The geographical origin of modern humans is the subject of ongoing scientific debate. The 'multiregional evolution' hypothesis argues that modern humans evolved semi-independently in Europe, Asia and Africa between 100,000 and 40,000 years ago, whereas the 'out of Africa' hypothesis contends that modern humans evolved in Africa between 200 and 100 kyr ago, migrating to Eurasia at some later time. Direct palaeontological, archaeological and biological evidence is necessary to resolve this debate. Here we report the discovery of early Middle Stone Age artefacts in an emerged reef terrace on the Red Sea coast of Eritrea, which we date to the last interglacial (about 125 kyr ago) using U–Th mass spectrometry techniques on fossil corals. The geological setting of these artefacts shows that early humans occupied coastal areas and exploited near-shore marine food resources in East Africa by this time. Together with similar, tentatively dated discoveries from South Africa this is the earliest well-dated evidence for human adaptation to a coastal marine environment, heralding an expansion in the range and complexity of human behaviour from one end of Africa to the other. This new, widespread adaptive strategy may, in part, signal the onset of modern human behaviour, which supports an African origin for modern humans by 125 kyr ago.

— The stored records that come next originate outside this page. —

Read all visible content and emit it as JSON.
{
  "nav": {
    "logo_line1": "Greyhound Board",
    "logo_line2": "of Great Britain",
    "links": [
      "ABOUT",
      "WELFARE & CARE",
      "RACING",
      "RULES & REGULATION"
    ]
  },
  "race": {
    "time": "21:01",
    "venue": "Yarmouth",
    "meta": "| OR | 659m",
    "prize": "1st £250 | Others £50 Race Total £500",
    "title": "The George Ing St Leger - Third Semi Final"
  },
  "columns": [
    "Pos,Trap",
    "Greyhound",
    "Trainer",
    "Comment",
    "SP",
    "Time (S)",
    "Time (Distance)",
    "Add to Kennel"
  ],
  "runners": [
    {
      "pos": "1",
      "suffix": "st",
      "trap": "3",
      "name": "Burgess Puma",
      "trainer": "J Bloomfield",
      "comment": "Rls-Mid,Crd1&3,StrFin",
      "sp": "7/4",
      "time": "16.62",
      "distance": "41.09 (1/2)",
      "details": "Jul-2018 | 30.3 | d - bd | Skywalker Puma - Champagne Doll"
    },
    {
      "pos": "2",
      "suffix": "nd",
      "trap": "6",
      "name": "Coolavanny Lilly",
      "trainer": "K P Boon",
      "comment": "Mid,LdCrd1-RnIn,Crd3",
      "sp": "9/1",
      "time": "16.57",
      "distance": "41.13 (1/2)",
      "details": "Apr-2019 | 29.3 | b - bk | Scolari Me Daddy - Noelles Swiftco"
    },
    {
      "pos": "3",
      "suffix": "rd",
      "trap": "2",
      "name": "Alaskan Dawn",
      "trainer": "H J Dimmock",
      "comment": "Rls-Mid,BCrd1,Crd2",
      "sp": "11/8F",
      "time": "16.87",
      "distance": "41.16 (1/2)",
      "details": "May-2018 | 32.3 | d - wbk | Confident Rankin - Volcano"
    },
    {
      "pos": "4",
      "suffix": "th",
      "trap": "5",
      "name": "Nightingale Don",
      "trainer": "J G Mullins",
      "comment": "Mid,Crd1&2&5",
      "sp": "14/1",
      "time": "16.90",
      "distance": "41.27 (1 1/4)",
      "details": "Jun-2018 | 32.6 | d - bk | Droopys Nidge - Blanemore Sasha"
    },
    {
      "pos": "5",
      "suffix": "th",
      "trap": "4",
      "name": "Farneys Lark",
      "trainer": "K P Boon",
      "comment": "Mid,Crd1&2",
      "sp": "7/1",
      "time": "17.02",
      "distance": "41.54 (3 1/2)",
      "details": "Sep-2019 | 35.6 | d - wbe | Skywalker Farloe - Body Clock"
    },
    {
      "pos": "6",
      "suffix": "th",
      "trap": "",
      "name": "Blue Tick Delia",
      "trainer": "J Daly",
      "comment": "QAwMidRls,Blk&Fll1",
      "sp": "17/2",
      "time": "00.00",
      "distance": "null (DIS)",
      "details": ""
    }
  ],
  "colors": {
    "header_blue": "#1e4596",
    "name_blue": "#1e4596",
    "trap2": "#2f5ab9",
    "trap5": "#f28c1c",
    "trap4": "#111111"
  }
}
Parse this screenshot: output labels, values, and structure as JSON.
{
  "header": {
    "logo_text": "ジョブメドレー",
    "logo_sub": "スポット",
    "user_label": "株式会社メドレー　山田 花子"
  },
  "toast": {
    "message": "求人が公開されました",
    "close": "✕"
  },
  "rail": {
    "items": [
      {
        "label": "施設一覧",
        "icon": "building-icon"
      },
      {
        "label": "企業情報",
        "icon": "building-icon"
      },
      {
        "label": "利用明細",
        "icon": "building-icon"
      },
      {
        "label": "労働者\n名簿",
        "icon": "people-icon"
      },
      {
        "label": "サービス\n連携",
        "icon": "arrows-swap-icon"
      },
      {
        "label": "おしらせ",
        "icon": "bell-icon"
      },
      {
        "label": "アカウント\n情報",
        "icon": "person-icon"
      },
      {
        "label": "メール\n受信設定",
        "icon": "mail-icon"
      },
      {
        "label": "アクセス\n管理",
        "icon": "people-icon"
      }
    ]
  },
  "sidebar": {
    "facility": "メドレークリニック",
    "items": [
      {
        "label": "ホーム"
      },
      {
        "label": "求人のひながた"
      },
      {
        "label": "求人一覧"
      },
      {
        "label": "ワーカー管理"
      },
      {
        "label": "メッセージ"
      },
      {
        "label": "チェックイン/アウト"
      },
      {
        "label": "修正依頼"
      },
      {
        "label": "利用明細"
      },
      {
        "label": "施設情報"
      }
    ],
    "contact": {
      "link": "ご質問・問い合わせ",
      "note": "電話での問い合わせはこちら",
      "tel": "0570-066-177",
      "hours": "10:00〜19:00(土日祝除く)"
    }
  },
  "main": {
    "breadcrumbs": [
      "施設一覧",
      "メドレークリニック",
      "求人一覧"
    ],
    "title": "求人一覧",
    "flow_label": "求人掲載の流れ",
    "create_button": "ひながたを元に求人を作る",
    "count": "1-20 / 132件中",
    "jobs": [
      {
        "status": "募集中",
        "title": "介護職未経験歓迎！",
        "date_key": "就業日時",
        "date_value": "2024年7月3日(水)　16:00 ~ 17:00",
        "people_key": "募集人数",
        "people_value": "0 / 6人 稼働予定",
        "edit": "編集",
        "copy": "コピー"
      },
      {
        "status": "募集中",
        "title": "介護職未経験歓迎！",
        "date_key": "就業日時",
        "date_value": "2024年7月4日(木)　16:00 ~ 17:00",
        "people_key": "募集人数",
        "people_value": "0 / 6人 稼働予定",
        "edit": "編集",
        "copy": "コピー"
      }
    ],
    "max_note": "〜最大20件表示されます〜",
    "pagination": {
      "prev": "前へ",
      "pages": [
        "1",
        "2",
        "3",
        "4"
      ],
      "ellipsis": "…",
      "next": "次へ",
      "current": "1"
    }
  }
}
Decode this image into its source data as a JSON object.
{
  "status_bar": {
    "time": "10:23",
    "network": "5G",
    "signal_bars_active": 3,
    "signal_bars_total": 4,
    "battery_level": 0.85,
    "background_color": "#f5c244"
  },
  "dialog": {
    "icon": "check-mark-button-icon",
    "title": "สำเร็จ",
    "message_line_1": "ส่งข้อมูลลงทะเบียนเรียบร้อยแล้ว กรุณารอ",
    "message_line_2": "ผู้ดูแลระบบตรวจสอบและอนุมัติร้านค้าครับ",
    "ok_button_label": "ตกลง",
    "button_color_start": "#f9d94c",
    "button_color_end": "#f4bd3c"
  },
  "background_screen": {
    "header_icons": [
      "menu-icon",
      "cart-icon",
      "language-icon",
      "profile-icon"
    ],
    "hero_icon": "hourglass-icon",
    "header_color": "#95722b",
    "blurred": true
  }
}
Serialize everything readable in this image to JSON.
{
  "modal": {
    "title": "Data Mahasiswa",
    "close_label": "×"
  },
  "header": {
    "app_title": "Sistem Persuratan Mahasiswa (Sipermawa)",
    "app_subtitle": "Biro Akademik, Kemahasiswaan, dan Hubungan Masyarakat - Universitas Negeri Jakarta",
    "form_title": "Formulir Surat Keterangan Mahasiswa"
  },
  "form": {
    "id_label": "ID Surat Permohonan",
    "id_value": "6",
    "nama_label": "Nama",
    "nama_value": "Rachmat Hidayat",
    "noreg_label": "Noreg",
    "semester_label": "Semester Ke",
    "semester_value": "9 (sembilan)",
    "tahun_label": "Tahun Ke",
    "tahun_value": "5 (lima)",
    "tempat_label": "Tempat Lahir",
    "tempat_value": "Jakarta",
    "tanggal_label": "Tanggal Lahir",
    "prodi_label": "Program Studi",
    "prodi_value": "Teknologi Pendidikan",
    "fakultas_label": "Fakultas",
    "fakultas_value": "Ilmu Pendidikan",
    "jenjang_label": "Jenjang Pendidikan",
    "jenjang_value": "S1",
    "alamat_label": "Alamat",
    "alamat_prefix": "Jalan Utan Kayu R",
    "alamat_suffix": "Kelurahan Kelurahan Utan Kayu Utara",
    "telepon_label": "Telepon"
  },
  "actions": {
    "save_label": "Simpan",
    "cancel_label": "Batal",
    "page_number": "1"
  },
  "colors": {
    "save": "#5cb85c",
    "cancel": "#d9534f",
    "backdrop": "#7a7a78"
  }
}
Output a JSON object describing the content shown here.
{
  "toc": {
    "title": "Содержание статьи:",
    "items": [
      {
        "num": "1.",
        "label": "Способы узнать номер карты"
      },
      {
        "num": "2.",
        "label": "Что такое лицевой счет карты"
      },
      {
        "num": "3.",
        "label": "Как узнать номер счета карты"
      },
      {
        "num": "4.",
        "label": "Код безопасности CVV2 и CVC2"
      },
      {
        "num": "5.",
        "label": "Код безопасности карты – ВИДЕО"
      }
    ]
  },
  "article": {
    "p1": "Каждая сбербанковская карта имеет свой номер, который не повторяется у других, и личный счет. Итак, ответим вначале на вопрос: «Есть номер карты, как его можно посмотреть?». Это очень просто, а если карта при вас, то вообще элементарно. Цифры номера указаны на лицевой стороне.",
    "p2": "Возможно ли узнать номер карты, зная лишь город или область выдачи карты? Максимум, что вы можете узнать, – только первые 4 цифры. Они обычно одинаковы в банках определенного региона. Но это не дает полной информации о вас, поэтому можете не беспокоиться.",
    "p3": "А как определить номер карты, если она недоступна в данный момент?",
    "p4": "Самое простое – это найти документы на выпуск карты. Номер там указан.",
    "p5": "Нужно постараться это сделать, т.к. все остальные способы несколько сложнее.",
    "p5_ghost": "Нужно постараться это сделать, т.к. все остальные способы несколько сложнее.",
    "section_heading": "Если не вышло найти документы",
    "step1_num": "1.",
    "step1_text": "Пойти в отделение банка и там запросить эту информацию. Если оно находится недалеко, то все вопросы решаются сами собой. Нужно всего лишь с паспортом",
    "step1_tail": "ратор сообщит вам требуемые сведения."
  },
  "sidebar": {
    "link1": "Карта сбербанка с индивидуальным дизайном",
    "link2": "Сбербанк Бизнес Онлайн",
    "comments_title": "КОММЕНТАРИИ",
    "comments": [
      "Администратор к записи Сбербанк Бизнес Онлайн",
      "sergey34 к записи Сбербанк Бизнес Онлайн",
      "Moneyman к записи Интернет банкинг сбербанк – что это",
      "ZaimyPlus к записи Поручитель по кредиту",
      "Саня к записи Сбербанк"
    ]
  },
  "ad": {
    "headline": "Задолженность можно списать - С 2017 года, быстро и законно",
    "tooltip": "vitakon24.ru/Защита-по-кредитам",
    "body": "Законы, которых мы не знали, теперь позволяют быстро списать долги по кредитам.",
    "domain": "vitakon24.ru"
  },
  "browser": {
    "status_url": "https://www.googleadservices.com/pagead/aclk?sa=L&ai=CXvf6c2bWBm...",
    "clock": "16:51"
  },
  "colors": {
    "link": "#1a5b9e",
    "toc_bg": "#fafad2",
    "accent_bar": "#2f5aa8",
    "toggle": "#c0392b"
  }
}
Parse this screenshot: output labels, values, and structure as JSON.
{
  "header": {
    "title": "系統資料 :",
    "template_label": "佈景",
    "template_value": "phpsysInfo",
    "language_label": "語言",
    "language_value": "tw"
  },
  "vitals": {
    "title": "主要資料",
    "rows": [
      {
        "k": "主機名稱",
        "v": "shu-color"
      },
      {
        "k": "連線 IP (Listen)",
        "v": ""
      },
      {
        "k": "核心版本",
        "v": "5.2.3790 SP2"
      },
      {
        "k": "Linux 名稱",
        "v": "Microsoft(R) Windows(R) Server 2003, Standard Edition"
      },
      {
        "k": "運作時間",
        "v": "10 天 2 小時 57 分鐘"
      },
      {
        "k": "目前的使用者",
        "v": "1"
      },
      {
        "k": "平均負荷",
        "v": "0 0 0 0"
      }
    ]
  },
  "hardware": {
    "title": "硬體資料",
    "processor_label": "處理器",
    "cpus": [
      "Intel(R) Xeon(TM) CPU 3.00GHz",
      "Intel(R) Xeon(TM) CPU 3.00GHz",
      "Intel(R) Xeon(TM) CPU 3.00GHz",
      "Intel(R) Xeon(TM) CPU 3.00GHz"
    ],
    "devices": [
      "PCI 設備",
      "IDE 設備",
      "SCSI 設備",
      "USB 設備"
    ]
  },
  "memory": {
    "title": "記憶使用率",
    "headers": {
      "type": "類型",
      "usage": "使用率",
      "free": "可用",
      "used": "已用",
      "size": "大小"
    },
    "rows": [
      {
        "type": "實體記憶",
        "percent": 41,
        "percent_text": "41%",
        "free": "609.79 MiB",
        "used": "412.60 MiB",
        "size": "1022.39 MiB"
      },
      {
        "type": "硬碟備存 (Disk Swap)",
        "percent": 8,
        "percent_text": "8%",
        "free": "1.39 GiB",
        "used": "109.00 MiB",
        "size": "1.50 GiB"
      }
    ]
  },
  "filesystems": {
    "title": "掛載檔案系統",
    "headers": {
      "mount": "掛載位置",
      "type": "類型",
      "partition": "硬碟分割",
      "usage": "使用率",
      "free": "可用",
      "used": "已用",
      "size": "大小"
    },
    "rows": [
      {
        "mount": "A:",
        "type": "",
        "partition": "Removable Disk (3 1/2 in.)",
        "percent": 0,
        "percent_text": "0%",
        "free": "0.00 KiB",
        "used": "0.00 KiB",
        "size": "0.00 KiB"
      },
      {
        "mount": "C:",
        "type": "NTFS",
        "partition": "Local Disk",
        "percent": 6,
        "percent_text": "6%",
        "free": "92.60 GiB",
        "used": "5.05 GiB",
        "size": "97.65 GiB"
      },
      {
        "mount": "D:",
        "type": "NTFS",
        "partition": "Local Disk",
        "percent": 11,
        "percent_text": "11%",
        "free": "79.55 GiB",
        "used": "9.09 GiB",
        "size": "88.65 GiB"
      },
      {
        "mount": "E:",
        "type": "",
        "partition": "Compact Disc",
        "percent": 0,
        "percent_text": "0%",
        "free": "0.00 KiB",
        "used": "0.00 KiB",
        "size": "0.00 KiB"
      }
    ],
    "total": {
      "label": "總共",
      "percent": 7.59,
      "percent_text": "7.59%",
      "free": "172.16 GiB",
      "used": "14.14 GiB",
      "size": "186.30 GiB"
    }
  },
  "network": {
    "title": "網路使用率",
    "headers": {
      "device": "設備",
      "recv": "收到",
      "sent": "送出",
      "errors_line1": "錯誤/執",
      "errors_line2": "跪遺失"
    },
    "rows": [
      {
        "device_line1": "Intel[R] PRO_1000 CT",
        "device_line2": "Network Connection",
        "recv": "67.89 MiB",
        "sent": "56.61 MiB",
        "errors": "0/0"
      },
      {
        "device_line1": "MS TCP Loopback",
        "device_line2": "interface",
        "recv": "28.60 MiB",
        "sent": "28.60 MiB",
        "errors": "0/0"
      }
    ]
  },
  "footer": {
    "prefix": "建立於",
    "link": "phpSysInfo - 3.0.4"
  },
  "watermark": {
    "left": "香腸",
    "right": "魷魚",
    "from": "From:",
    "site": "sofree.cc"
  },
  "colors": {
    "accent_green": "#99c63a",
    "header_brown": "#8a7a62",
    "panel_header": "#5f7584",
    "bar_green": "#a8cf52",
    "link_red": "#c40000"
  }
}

Walter, R. C., Buffler, R. T., Bruggemann, J. H., Guillaume, M. M. M., Berhe, S. M., Negassi, B., ... Gagnon, M. (2000). Early human occupation of the Red Sea coast of Eritrea during the last interglacial. Nature, 405(4), 65-69. https://doi.org/10.1038/35011048